▶ DATA TO PROCESS
━━━━━━━━━━

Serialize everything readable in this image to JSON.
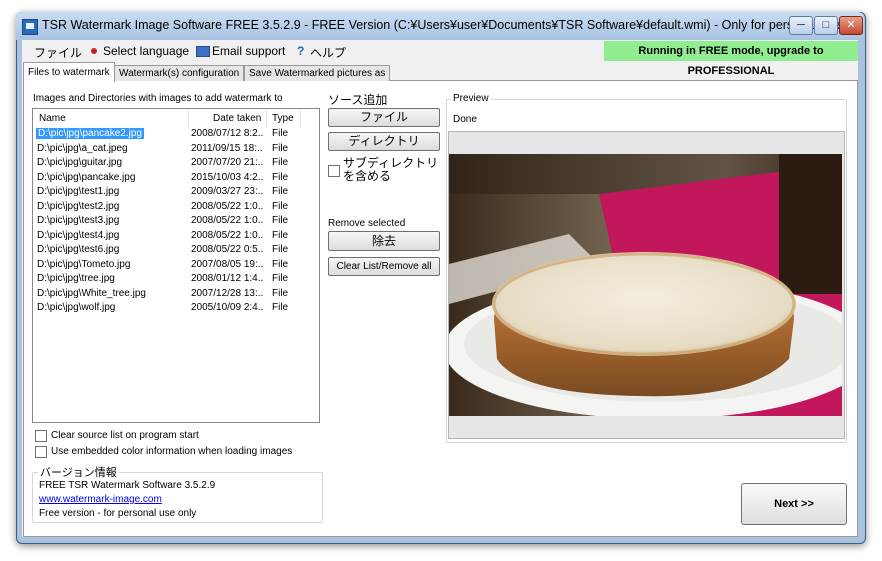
{
  "window": {
    "title": "TSR Watermark Image Software FREE 3.5.2.9 - FREE Version (C:¥Users¥user¥Documents¥TSR Software¥default.wmi) - Only for personal use!",
    "min_label": "─",
    "max_label": "□",
    "close_label": "✕"
  },
  "menu": {
    "file": "ファイル",
    "language": "Select language",
    "email": "Email support",
    "help": "ヘルプ",
    "help_glyph": "?"
  },
  "banner": {
    "text": "Running in FREE mode, upgrade to PROFESSIONAL",
    "color": "#90ee90"
  },
  "tabs": [
    {
      "label": "Files to watermark",
      "active": true
    },
    {
      "label": "Watermark(s) configuration",
      "active": false
    },
    {
      "label": "Save Watermarked pictures as",
      "active": false
    }
  ],
  "file_list": {
    "caption": "Images and Directories with images to add watermark to",
    "columns": {
      "name": "Name",
      "date": "Date taken",
      "type": "Type"
    },
    "rows": [
      {
        "name": "D:\\pic\\jpg\\pancake2.jpg",
        "date": "2008/07/12 8:2...",
        "type": "File",
        "selected": true
      },
      {
        "name": "D:\\pic\\jpg\\a_cat.jpeg",
        "date": "2011/09/15 18:...",
        "type": "File"
      },
      {
        "name": "D:\\pic\\jpg\\guitar.jpg",
        "date": "2007/07/20 21:...",
        "type": "File"
      },
      {
        "name": "D:\\pic\\jpg\\pancake.jpg",
        "date": "2015/10/03 4:2...",
        "type": "File"
      },
      {
        "name": "D:\\pic\\jpg\\test1.jpg",
        "date": "2009/03/27 23:...",
        "type": "File"
      },
      {
        "name": "D:\\pic\\jpg\\test2.jpg",
        "date": "2008/05/22 1:0...",
        "type": "File"
      },
      {
        "name": "D:\\pic\\jpg\\test3.jpg",
        "date": "2008/05/22 1:0...",
        "type": "File"
      },
      {
        "name": "D:\\pic\\jpg\\test4.jpg",
        "date": "2008/05/22 1:0...",
        "type": "File"
      },
      {
        "name": "D:\\pic\\jpg\\test6.jpg",
        "date": "2008/05/22 0:5...",
        "type": "File"
      },
      {
        "name": "D:\\pic\\jpg\\Tometo.jpg",
        "date": "2007/08/05 19:...",
        "type": "File"
      },
      {
        "name": "D:\\pic\\jpg\\tree.jpg",
        "date": "2008/01/12 1:4...",
        "type": "File"
      },
      {
        "name": "D:\\pic\\jpg\\White_tree.jpg",
        "date": "2007/12/28 13:...",
        "type": "File"
      },
      {
        "name": "D:\\pic\\jpg\\wolf.jpg",
        "date": "2005/10/09 2:4...",
        "type": "File"
      }
    ]
  },
  "options": {
    "clear_on_start": "Clear source list on program start",
    "embedded_color": "Use embedded color information when loading images"
  },
  "version": {
    "legend": "バージョン情報",
    "line1": "FREE TSR Watermark Software 3.5.2.9",
    "link": "www.watermark-image.com",
    "line3": "Free version - for personal use only"
  },
  "source": {
    "title": "ソース追加",
    "file_button": "ファイル",
    "dir_button": "ディレクトリ",
    "subdir_label": "サブディレクトリを含める",
    "remove_title": "Remove selected",
    "remove_button": "除去",
    "clear_button": "Clear List/Remove all"
  },
  "preview": {
    "legend": "Preview",
    "status": "Done"
  },
  "next_button": "Next >>"
}
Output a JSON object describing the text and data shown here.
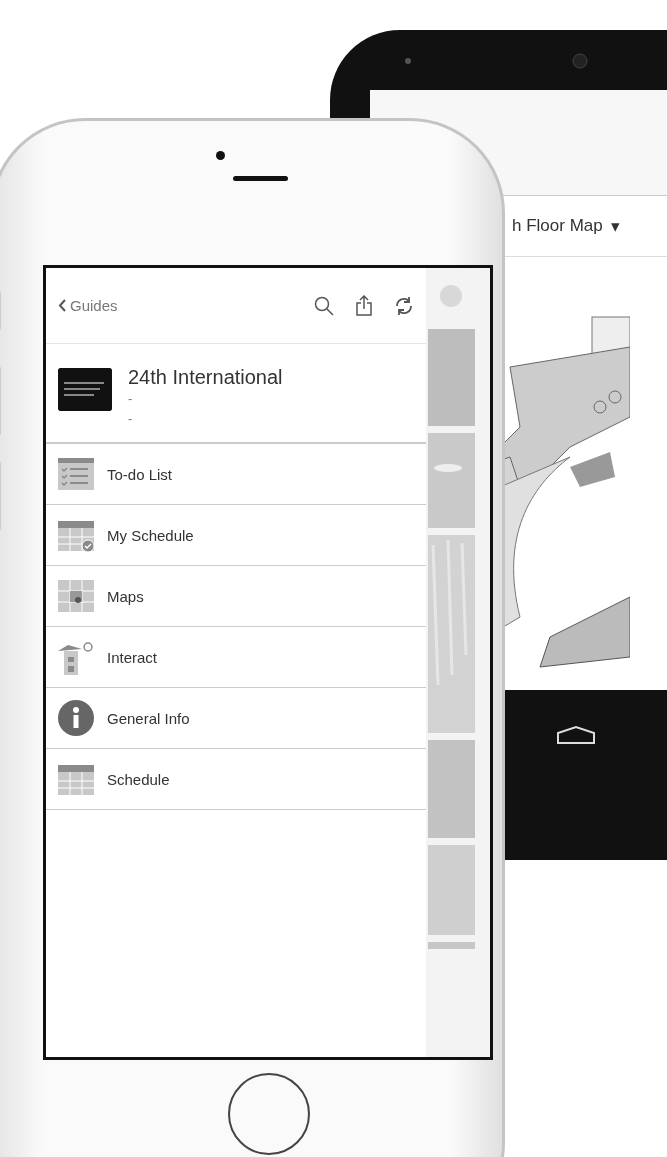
{
  "tablet": {
    "dropdown": {
      "label": "h Floor Map",
      "caret": "▾"
    }
  },
  "phone": {
    "nav": {
      "back_label": "Guides"
    },
    "event": {
      "title": "24th International",
      "line_1": "-",
      "line_2": "-"
    },
    "menu": [
      {
        "label": "To-do List",
        "kind": "todo"
      },
      {
        "label": "My Schedule",
        "kind": "my_schedule"
      },
      {
        "label": "Maps",
        "kind": "maps"
      },
      {
        "label": "Interact",
        "kind": "interact"
      },
      {
        "label": "General Info",
        "kind": "info"
      },
      {
        "label": "Schedule",
        "kind": "schedule"
      }
    ]
  }
}
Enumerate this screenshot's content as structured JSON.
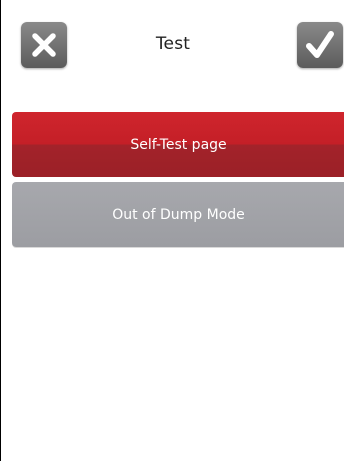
{
  "header": {
    "title": "Test",
    "cancel_icon": "close-icon",
    "confirm_icon": "check-icon"
  },
  "menu": {
    "items": [
      {
        "label": "Self-Test page",
        "selected": true
      },
      {
        "label": "Out of Dump Mode",
        "selected": false
      }
    ]
  },
  "colors": {
    "selected": "#c41f27",
    "normal": "#a1a2a7",
    "icon_button": "#737373"
  }
}
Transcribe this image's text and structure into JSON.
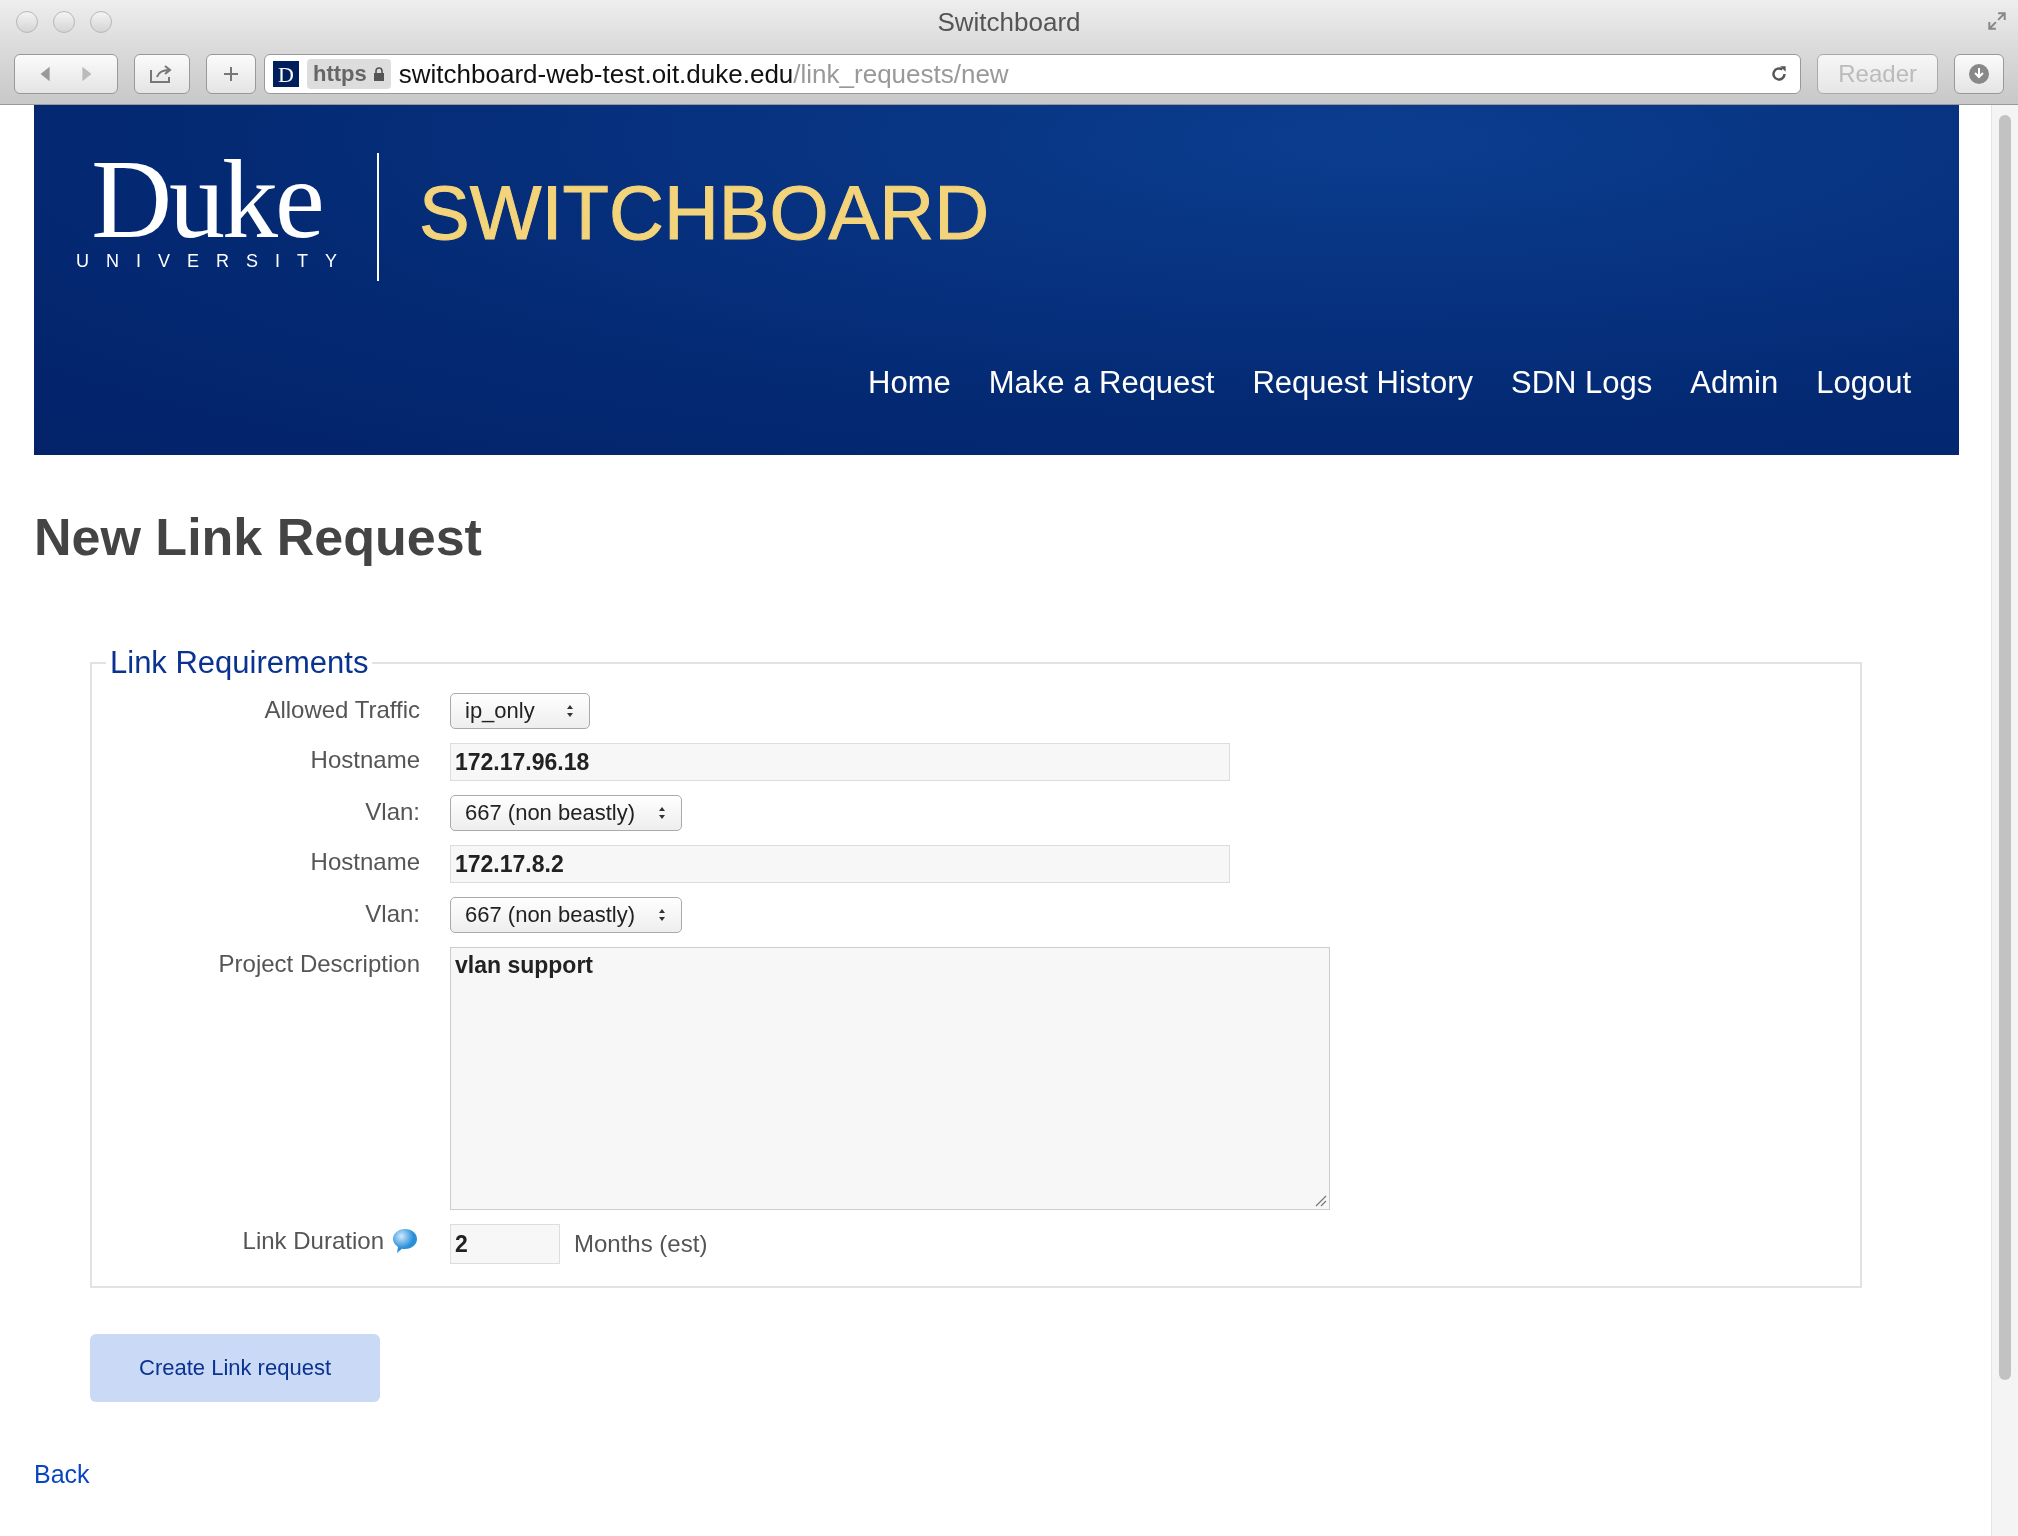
{
  "window": {
    "title": "Switchboard"
  },
  "address_bar": {
    "site_icon": "D",
    "scheme": "https",
    "host": "switchboard-web-test.oit.duke.edu",
    "path": "/link_requests/new",
    "reader": "Reader"
  },
  "logo": {
    "name": "Duke",
    "subtitle": "UNIVERSITY"
  },
  "site_title": "SWITCHBOARD",
  "nav": [
    "Home",
    "Make a Request",
    "Request History",
    "SDN Logs",
    "Admin",
    "Logout"
  ],
  "page_title": "New Link Request",
  "form": {
    "legend": "Link Requirements",
    "fields": [
      {
        "kind": "select",
        "label": "Allowed Traffic",
        "value": "ip_only"
      },
      {
        "kind": "text",
        "label": "Hostname",
        "value": "172.17.96.18"
      },
      {
        "kind": "select",
        "label": "Vlan:",
        "value": "667 (non beastly)"
      },
      {
        "kind": "text",
        "label": "Hostname",
        "value": "172.17.8.2"
      },
      {
        "kind": "select",
        "label": "Vlan:",
        "value": "667 (non beastly)"
      },
      {
        "kind": "textarea",
        "label": "Project Description",
        "value": "vlan support"
      },
      {
        "kind": "duration",
        "label": "Link Duration",
        "value": "2",
        "suffix": "Months (est)"
      }
    ]
  },
  "submit": "Create Link request",
  "back_link": "Back"
}
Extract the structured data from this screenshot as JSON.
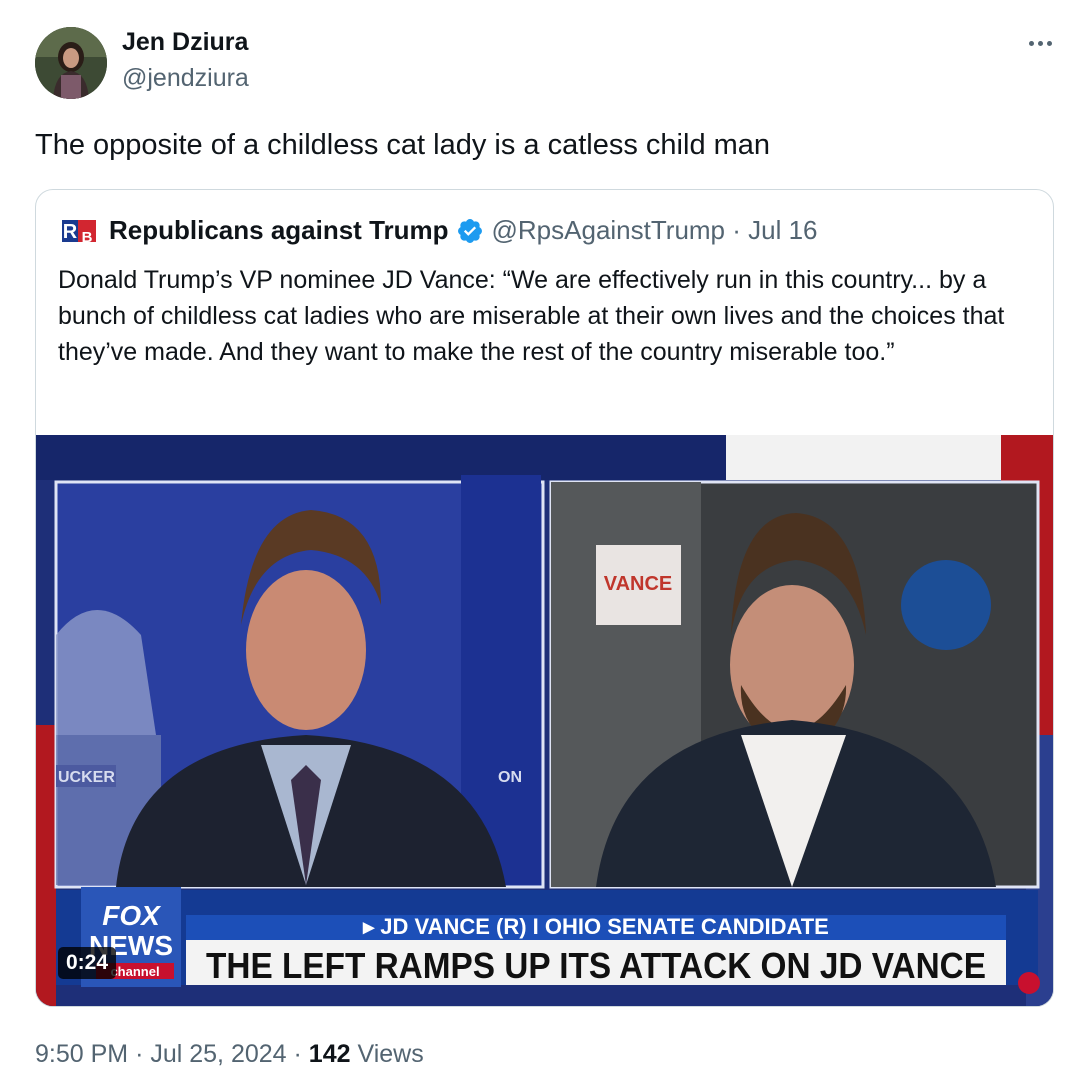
{
  "author": {
    "display_name": "Jen Dziura",
    "handle": "@jendziura"
  },
  "tweet": {
    "text": "The opposite of a childless cat lady is a catless child man",
    "time": "9:50 PM",
    "date": "Jul 25, 2024",
    "views_count": "142",
    "views_label": "Views",
    "separator": "·"
  },
  "quoted": {
    "avatar_text_top": "R",
    "avatar_text_bottom": "B",
    "display_name": "Republicans against Trump",
    "handle": "@RpsAgainstTrump",
    "date": "Jul 16",
    "separator": " · ",
    "text": "Donald Trump’s VP nominee JD Vance: “We are effectively run in this country... by a bunch of childless cat ladies who are miserable at their own lives and the choices that they’ve made. And they want to make the rest of the country miserable too.”"
  },
  "video": {
    "duration": "0:24",
    "sign_text": "VANCE",
    "wall_text_left": "UCKER",
    "wall_text_right": "ON",
    "logo_line1": "FOX",
    "logo_line2": "NEWS",
    "logo_line3": "channel",
    "lower_third_sub": "▸ JD VANCE (R) I OHIO SENATE CANDIDATE",
    "lower_third_main": "THE LEFT RAMPS UP ITS ATTACK ON JD VANCE"
  },
  "colors": {
    "text_primary": "#0f1419",
    "text_secondary": "#536471",
    "verified_blue": "#1d9bf0",
    "border": "#cfd9de"
  },
  "icons": {
    "more": "more-horizontal-icon",
    "verified": "verified-badge-icon"
  }
}
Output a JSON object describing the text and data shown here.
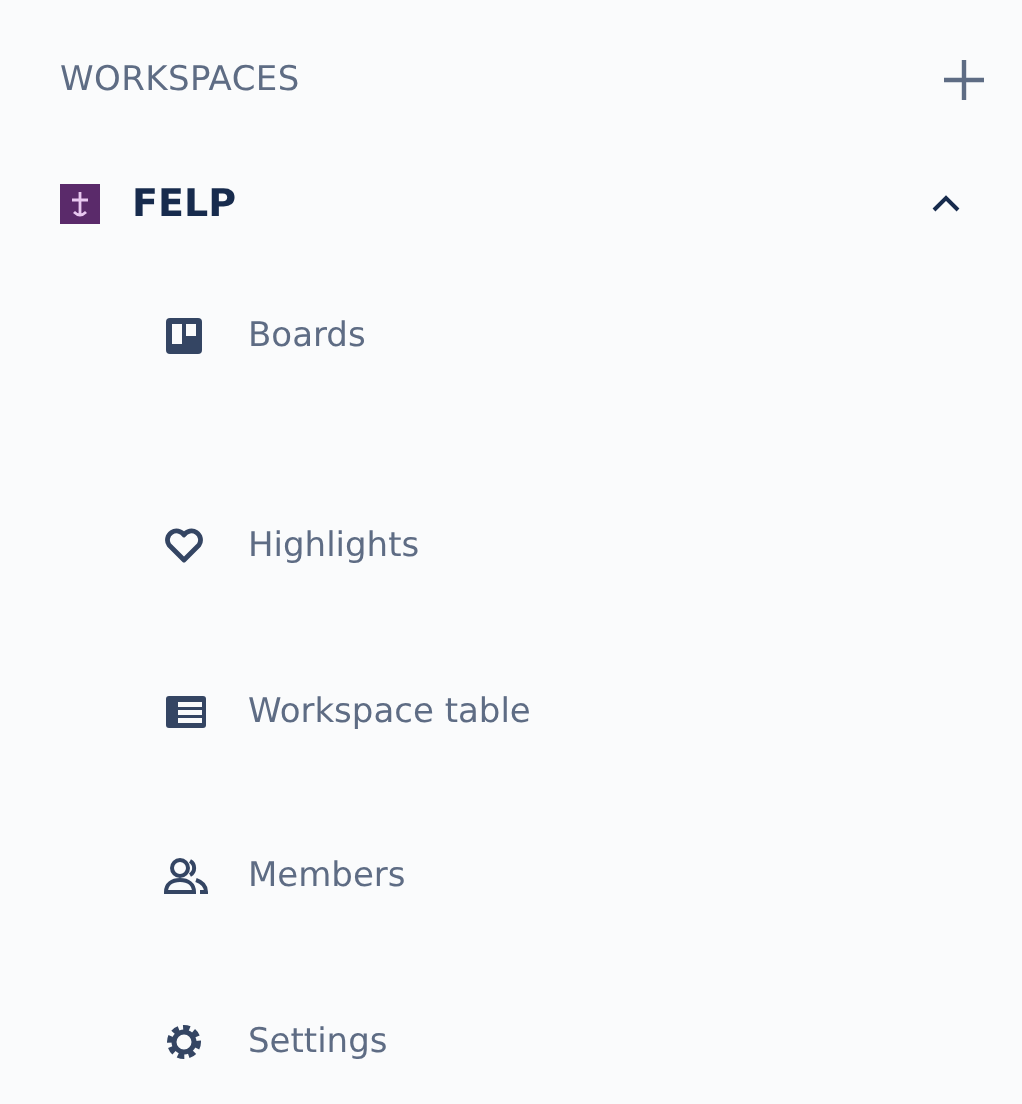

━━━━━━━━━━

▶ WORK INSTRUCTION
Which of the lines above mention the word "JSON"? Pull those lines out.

▶ SOLUTION FOR THIS TASK
Serialize everything readable in this image to JSON.
Output a JSON object describing the text and data shown here.
Enumerate this screenshot's content as structured JSON.
Transcribe this image's text and structure into JSON.
Extract the structured data from this screenshot as JSON.
Output a JSON object describing the text and data shown here.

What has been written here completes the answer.